Adams’ powerful thesis proposes that our society does the same thing to women. Consider the men who go to “Hooters” to eat chicken wings. The franchise logo is an owl, but everybody knows it is actually referring to the large breasts of a woman (who serves the food wearing a shirt two sizes too small). While eating, men moan in orgasm. Women are always present, but never overtly mentioned. They are symbolically consumed and objectified. Samples abound.
Adams compellingly proposes that, in our culture, manhood is constructed, in part, by access to meat eating and control of other bodies. In order to recognize the exploitation of the reproductive processes of female animals, Adams calls milk and eggs feminized protein–that is, protein that was produced by a female body. Adams laments that animals are doubly exploited: both when they are alive, caged and/or controlled, and then when they are killed. They are literally female pieces of meat.
All of this has everything to do with what the author of the book of James calls “real religion.” Addressed to the scattered churches resisting empire, the end of the letter gets heated (literally):

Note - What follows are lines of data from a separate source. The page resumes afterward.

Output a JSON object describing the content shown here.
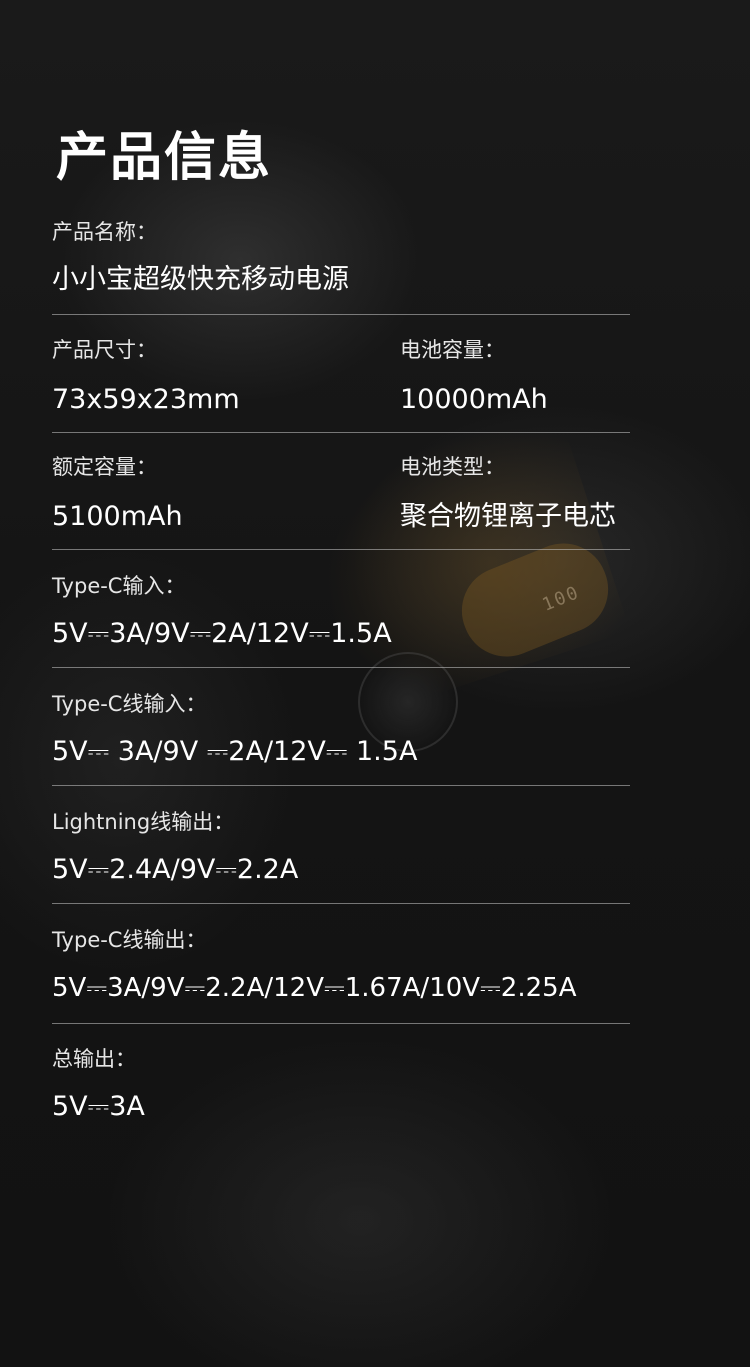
{
  "page_title": "产品信息",
  "specs": {
    "product_name": {
      "label": "产品名称：",
      "value": "小小宝超级快充移动电源"
    },
    "size": {
      "label": "产品尺寸：",
      "value": "73x59x23mm"
    },
    "battery_capacity": {
      "label": "电池容量：",
      "value": "10000mAh"
    },
    "rated_capacity": {
      "label": "额定容量：",
      "value": "5100mAh"
    },
    "battery_type": {
      "label": "电池类型：",
      "value": "聚合物锂离子电芯"
    },
    "typec_input": {
      "label": "Type-C输入：",
      "value": "5V⎓3A/9V⎓2A/12V⎓1.5A"
    },
    "typec_cable_input": {
      "label": "Type-C线输入：",
      "value": "5V⎓ 3A/9V ⎓2A/12V⎓ 1.5A"
    },
    "lightning_output": {
      "label": "Lightning线输出：",
      "value": "5V⎓2.4A/9V⎓2.2A"
    },
    "typec_cable_output": {
      "label": "Type-C线输出：",
      "value": "5V⎓3A/9V⎓2.2A/12V⎓1.67A/10V⎓2.25A"
    },
    "total_output": {
      "label": "总输出：",
      "value": "5V⎓3A"
    }
  },
  "device_display": "100"
}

Listen! The wages of the laborers who mowed your fields, which you kept back by fraud, cry out, and the cries of the harvesters have reached the ears of the Lord of hosts. You have lived on the earth in luxury and in pleasure; you have fattened your hearts on a day of slaughter. (James 5:4-5)
The lifestyles of the rich and famous naturally result in their own punishment. They are cattle grazing on greed and hoarding. But they are soon to be dead meat. And God is hosting the barbecue. It’s a divine tailgate party and those who usually attend the game are now on the grill. This is horrifying to our “civilized” ears. And that’s the point. James’ apocalyptic drama attempts to shock readers into a conversion of the imagination. In God’s heavenly order, the absent referent is no longer the woman or the animal. It is the rich: the only folks, in that era, who could afford to eat meat.
Let’s not get too carried away. Abstaining from eating animals is a simple spiritual practice, not a secret handshake into the heavenly realm. Lifestyle activism is always just a start. Policy work, protests, hours of community organizing and more creative resistance beckon. But the choices we make about eating do affect everything else. We are caught in a web of mutuality. Autonomy, like the absent referent, is just a silly game we humans play to convince ourselves that our lives are not as important as they actually are.